BEGIN
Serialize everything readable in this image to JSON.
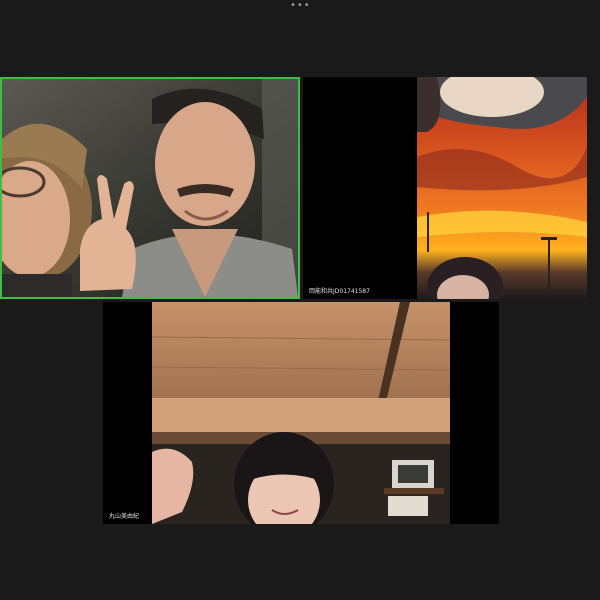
{
  "header": {
    "menu_icon": "more-horizontal-icon",
    "menu_label": "•••"
  },
  "participants": [
    {
      "id": "p1",
      "name": "",
      "active_speaker": true,
      "accent": "#3fbf3f"
    },
    {
      "id": "p2",
      "name": "岡能和共JD01741587"
    },
    {
      "id": "p3",
      "name": "丸山美由紀"
    }
  ],
  "colors": {
    "background": "#1a1a1a",
    "tile": "#000000",
    "label": "#e0e0e0"
  }
}
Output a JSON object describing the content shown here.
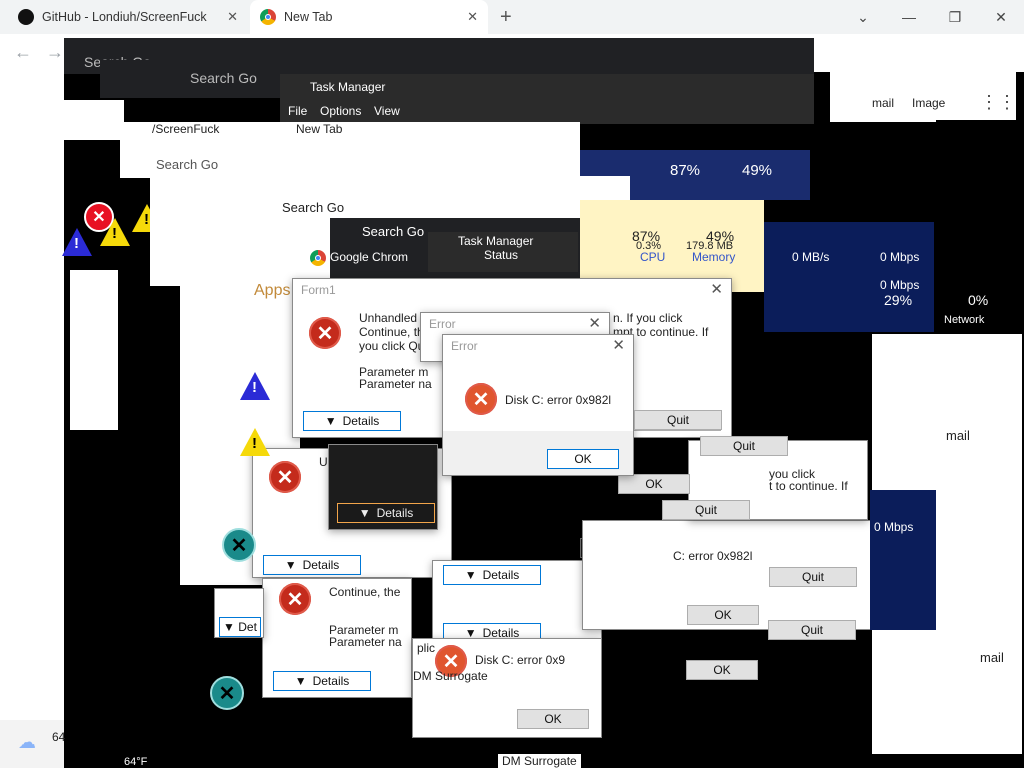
{
  "tabs": [
    {
      "title": "GitHub - Londiuh/ScreenFuck"
    },
    {
      "title": "New Tab"
    }
  ],
  "layers": {
    "search_label": "Search Go",
    "task_manager_title": "Task Manager",
    "tm_menu": [
      "File",
      "Options",
      "View"
    ],
    "tm_status": "Status",
    "cpu_pct": "87%",
    "mem_pct": "49%",
    "cpu_small": "0.3%",
    "mem_small": "179.8 MB",
    "cpu_label": "CPU",
    "mem_label": "Memory",
    "disk_rate": "0 MB/s",
    "net_rate": "0 Mbps",
    "net_pct": "29%",
    "net_zero": "0%",
    "network_label": "Network",
    "google_chrome": "Google Chrom",
    "apps": "Apps",
    "gmail": "mail",
    "images": "Image",
    "screenfuck_tab": "/ScreenFuck",
    "new_tab": "New Tab",
    "form1": "Form1",
    "com_surrogate": "DM Surrogate",
    "weather_temp": "64°F",
    "weather_short": "64",
    "replica_label": "plic"
  },
  "dialogs": {
    "form1_title": "Form1",
    "unhandled": "Unhandled e",
    "continue_text": "Continue, the",
    "you_click": "you click Qui",
    "param_msg": "Parameter m",
    "param_name": "Parameter na",
    "details": "Details",
    "quit": "Quit",
    "ok": "OK",
    "error_title": "Error",
    "disk_error": "Disk C: error 0x982l",
    "if_you_click": "n. If you click",
    "attempt_continue": "mpt to continue. If",
    "click_text": "you click",
    "to_continue": "t to continue. If",
    "disk_short": "C: error 0x982l",
    "disk_error2": "Disk C: error 0x9"
  }
}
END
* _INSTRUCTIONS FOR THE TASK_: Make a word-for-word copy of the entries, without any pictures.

* _RESULT OF THIS EXERCISE_:
Serialize everything readable in this image to JSON.
{
  "header": {
    "menu_icon": "more-horizontal-icon",
    "menu_label": "•••"
  },
  "participants": [
    {
      "id": "p1",
      "name": "",
      "active_speaker": true,
      "accent": "#3fbf3f"
    },
    {
      "id": "p2",
      "name": "岡能和共JD01741587"
    },
    {
      "id": "p3",
      "name": "丸山美由紀"
    }
  ],
  "colors": {
    "background": "#1a1a1a",
    "tile": "#000000",
    "label": "#e0e0e0"
  }
}
Output a JSON object describing the content shown here.
{
  "tabs": [
    {
      "title": "GitHub - Londiuh/ScreenFuck"
    },
    {
      "title": "New Tab"
    }
  ],
  "layers": {
    "search_label": "Search Go",
    "task_manager_title": "Task Manager",
    "tm_menu": [
      "File",
      "Options",
      "View"
    ],
    "tm_status": "Status",
    "cpu_pct": "87%",
    "mem_pct": "49%",
    "cpu_small": "0.3%",
    "mem_small": "179.8 MB",
    "cpu_label": "CPU",
    "mem_label": "Memory",
    "disk_rate": "0 MB/s",
    "net_rate": "0 Mbps",
    "net_pct": "29%",
    "net_zero": "0%",
    "network_label": "Network",
    "google_chrome": "Google Chrom",
    "apps": "Apps",
    "gmail": "mail",
    "images": "Image",
    "screenfuck_tab": "/ScreenFuck",
    "new_tab": "New Tab",
    "form1": "Form1",
    "com_surrogate": "DM Surrogate",
    "weather_temp": "64°F",
    "weather_short": "64",
    "replica_label": "plic"
  },
  "dialogs": {
    "form1_title": "Form1",
    "unhandled": "Unhandled e",
    "continue_text": "Continue, the",
    "you_click": "you click Qui",
    "param_msg": "Parameter m",
    "param_name": "Parameter na",
    "details": "Details",
    "quit": "Quit",
    "ok": "OK",
    "error_title": "Error",
    "disk_error": "Disk C: error 0x982l",
    "if_you_click": "n. If you click",
    "attempt_continue": "mpt to continue. If",
    "click_text": "you click",
    "to_continue": "t to continue. If",
    "disk_short": "C: error 0x982l",
    "disk_error2": "Disk C: error 0x9"
  }
}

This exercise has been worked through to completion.